=== What you are asked to do ===
Print the lines below exactly as written, with none missing.

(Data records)
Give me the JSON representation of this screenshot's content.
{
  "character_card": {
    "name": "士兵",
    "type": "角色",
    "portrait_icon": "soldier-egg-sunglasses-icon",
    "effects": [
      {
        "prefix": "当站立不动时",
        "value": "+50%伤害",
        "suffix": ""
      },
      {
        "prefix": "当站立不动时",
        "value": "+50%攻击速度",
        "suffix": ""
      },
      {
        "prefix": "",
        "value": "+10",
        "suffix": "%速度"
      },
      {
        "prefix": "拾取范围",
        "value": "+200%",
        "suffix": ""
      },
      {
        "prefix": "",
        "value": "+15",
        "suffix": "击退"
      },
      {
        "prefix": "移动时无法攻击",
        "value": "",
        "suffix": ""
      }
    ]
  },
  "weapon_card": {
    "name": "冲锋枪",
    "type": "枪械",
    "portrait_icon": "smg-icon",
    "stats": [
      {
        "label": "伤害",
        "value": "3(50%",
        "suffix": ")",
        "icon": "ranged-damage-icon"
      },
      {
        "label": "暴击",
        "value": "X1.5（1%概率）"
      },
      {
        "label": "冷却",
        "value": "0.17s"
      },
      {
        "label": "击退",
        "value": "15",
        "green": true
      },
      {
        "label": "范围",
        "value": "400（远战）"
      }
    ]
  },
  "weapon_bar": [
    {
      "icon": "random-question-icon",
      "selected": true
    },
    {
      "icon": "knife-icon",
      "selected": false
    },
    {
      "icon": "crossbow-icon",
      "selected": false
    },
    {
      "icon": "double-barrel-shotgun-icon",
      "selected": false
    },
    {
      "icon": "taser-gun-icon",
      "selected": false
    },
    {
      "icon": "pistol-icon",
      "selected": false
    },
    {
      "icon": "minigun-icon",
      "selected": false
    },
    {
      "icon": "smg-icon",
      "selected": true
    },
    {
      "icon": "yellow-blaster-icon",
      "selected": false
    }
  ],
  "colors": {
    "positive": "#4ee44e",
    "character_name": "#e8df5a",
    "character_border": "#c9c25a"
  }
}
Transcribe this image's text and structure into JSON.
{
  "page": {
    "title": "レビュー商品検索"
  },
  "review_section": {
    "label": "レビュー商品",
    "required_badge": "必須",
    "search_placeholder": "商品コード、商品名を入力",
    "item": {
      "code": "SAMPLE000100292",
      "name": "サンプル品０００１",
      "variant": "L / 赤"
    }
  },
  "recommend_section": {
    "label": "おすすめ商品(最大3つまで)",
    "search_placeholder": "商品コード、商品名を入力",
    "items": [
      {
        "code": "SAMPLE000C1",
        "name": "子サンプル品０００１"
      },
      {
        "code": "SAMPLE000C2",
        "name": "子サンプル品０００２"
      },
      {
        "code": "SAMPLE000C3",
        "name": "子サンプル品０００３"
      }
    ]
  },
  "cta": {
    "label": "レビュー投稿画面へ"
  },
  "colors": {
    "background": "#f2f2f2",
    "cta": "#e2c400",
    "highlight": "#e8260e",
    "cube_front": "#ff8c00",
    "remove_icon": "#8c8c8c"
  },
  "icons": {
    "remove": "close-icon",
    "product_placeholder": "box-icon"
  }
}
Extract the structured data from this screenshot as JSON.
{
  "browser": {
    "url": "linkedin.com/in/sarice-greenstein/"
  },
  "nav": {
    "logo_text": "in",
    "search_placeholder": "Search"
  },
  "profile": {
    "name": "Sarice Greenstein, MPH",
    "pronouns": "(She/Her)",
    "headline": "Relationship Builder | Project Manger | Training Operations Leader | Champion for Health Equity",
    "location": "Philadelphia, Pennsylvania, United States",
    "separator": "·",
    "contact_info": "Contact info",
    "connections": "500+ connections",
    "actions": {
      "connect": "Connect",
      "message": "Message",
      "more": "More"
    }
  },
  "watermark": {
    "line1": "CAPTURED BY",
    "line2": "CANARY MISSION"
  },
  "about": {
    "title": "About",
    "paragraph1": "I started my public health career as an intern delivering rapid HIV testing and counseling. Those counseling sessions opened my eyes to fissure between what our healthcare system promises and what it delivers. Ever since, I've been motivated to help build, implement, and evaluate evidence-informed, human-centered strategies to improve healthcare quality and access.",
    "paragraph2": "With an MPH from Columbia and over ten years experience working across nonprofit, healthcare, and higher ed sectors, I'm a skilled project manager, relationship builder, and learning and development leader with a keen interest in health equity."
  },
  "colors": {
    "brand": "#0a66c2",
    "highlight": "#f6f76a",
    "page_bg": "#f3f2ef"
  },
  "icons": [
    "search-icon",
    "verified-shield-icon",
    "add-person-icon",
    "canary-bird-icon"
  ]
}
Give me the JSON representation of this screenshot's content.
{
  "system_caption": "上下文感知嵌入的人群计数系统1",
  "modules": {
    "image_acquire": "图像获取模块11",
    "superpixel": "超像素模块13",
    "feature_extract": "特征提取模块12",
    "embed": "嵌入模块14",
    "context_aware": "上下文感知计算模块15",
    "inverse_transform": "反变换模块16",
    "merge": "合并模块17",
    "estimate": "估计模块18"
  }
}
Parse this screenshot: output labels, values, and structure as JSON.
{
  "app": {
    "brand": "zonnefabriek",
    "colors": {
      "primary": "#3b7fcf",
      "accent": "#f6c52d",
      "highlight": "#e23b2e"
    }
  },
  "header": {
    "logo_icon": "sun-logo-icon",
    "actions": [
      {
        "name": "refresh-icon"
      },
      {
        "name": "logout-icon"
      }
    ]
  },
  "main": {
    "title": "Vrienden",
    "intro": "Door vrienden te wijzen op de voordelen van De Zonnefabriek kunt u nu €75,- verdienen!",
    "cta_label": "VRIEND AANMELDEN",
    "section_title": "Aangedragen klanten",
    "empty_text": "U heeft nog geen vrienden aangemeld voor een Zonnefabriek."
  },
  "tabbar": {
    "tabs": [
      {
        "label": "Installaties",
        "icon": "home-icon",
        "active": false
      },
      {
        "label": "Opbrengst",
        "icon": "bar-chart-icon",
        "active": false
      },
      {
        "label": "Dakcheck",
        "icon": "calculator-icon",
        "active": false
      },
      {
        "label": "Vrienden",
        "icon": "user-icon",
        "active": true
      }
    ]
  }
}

=== Answer below ===
Give me the JSON representation of this screenshot's content.
{
  "character_card": {
    "name": "士兵",
    "type": "角色",
    "portrait_icon": "soldier-egg-sunglasses-icon",
    "effects": [
      {
        "prefix": "当站立不动时",
        "value": "+50%伤害",
        "suffix": ""
      },
      {
        "prefix": "当站立不动时",
        "value": "+50%攻击速度",
        "suffix": ""
      },
      {
        "prefix": "",
        "value": "+10",
        "suffix": "%速度"
      },
      {
        "prefix": "拾取范围",
        "value": "+200%",
        "suffix": ""
      },
      {
        "prefix": "",
        "value": "+15",
        "suffix": "击退"
      },
      {
        "prefix": "移动时无法攻击",
        "value": "",
        "suffix": ""
      }
    ]
  },
  "weapon_card": {
    "name": "冲锋枪",
    "type": "枪械",
    "portrait_icon": "smg-icon",
    "stats": [
      {
        "label": "伤害",
        "value": "3(50%",
        "suffix": ")",
        "icon": "ranged-damage-icon"
      },
      {
        "label": "暴击",
        "value": "X1.5（1%概率）"
      },
      {
        "label": "冷却",
        "value": "0.17s"
      },
      {
        "label": "击退",
        "value": "15",
        "green": true
      },
      {
        "label": "范围",
        "value": "400（远战）"
      }
    ]
  },
  "weapon_bar": [
    {
      "icon": "random-question-icon",
      "selected": true
    },
    {
      "icon": "knife-icon",
      "selected": false
    },
    {
      "icon": "crossbow-icon",
      "selected": false
    },
    {
      "icon": "double-barrel-shotgun-icon",
      "selected": false
    },
    {
      "icon": "taser-gun-icon",
      "selected": false
    },
    {
      "icon": "pistol-icon",
      "selected": false
    },
    {
      "icon": "minigun-icon",
      "selected": false
    },
    {
      "icon": "smg-icon",
      "selected": true
    },
    {
      "icon": "yellow-blaster-icon",
      "selected": false
    }
  ],
  "colors": {
    "positive": "#4ee44e",
    "character_name": "#e8df5a",
    "character_border": "#c9c25a"
  }
}
Transcribe this image's text and structure into JSON.
{
  "page": {
    "title": "レビュー商品検索"
  },
  "review_section": {
    "label": "レビュー商品",
    "required_badge": "必須",
    "search_placeholder": "商品コード、商品名を入力",
    "item": {
      "code": "SAMPLE000100292",
      "name": "サンプル品０００１",
      "variant": "L / 赤"
    }
  },
  "recommend_section": {
    "label": "おすすめ商品(最大3つまで)",
    "search_placeholder": "商品コード、商品名を入力",
    "items": [
      {
        "code": "SAMPLE000C1",
        "name": "子サンプル品０００１"
      },
      {
        "code": "SAMPLE000C2",
        "name": "子サンプル品０００２"
      },
      {
        "code": "SAMPLE000C3",
        "name": "子サンプル品０００３"
      }
    ]
  },
  "cta": {
    "label": "レビュー投稿画面へ"
  },
  "colors": {
    "background": "#f2f2f2",
    "cta": "#e2c400",
    "highlight": "#e8260e",
    "cube_front": "#ff8c00",
    "remove_icon": "#8c8c8c"
  },
  "icons": {
    "remove": "close-icon",
    "product_placeholder": "box-icon"
  }
}
Extract the structured data from this screenshot as JSON.
{
  "browser": {
    "url": "linkedin.com/in/sarice-greenstein/"
  },
  "nav": {
    "logo_text": "in",
    "search_placeholder": "Search"
  },
  "profile": {
    "name": "Sarice Greenstein, MPH",
    "pronouns": "(She/Her)",
    "headline": "Relationship Builder | Project Manger | Training Operations Leader | Champion for Health Equity",
    "location": "Philadelphia, Pennsylvania, United States",
    "separator": "·",
    "contact_info": "Contact info",
    "connections": "500+ connections",
    "actions": {
      "connect": "Connect",
      "message": "Message",
      "more": "More"
    }
  },
  "watermark": {
    "line1": "CAPTURED BY",
    "line2": "CANARY MISSION"
  },
  "about": {
    "title": "About",
    "paragraph1": "I started my public health career as an intern delivering rapid HIV testing and counseling. Those counseling sessions opened my eyes to fissure between what our healthcare system promises and what it delivers. Ever since, I've been motivated to help build, implement, and evaluate evidence-informed, human-centered strategies to improve healthcare quality and access.",
    "paragraph2": "With an MPH from Columbia and over ten years experience working across nonprofit, healthcare, and higher ed sectors, I'm a skilled project manager, relationship builder, and learning and development leader with a keen interest in health equity."
  },
  "colors": {
    "brand": "#0a66c2",
    "highlight": "#f6f76a",
    "page_bg": "#f3f2ef"
  },
  "icons": [
    "search-icon",
    "verified-shield-icon",
    "add-person-icon",
    "canary-bird-icon"
  ]
}
Give me the JSON representation of this screenshot's content.
{
  "system_caption": "上下文感知嵌入的人群计数系统1",
  "modules": {
    "image_acquire": "图像获取模块11",
    "superpixel": "超像素模块13",
    "feature_extract": "特征提取模块12",
    "embed": "嵌入模块14",
    "context_aware": "上下文感知计算模块15",
    "inverse_transform": "反变换模块16",
    "merge": "合并模块17",
    "estimate": "估计模块18"
  }
}
Parse this screenshot: output labels, values, and structure as JSON.
{
  "app": {
    "brand": "zonnefabriek",
    "colors": {
      "primary": "#3b7fcf",
      "accent": "#f6c52d",
      "highlight": "#e23b2e"
    }
  },
  "header": {
    "logo_icon": "sun-logo-icon",
    "actions": [
      {
        "name": "refresh-icon"
      },
      {
        "name": "logout-icon"
      }
    ]
  },
  "main": {
    "title": "Vrienden",
    "intro": "Door vrienden te wijzen op de voordelen van De Zonnefabriek kunt u nu €75,- verdienen!",
    "cta_label": "VRIEND AANMELDEN",
    "section_title": "Aangedragen klanten",
    "empty_text": "U heeft nog geen vrienden aangemeld voor een Zonnefabriek."
  },
  "tabbar": {
    "tabs": [
      {
        "label": "Installaties",
        "icon": "home-icon",
        "active": false
      },
      {
        "label": "Opbrengst",
        "icon": "bar-chart-icon",
        "active": false
      },
      {
        "label": "Dakcheck",
        "icon": "calculator-icon",
        "active": false
      },
      {
        "label": "Vrienden",
        "icon": "user-icon",
        "active": true
      }
    ]
  }
}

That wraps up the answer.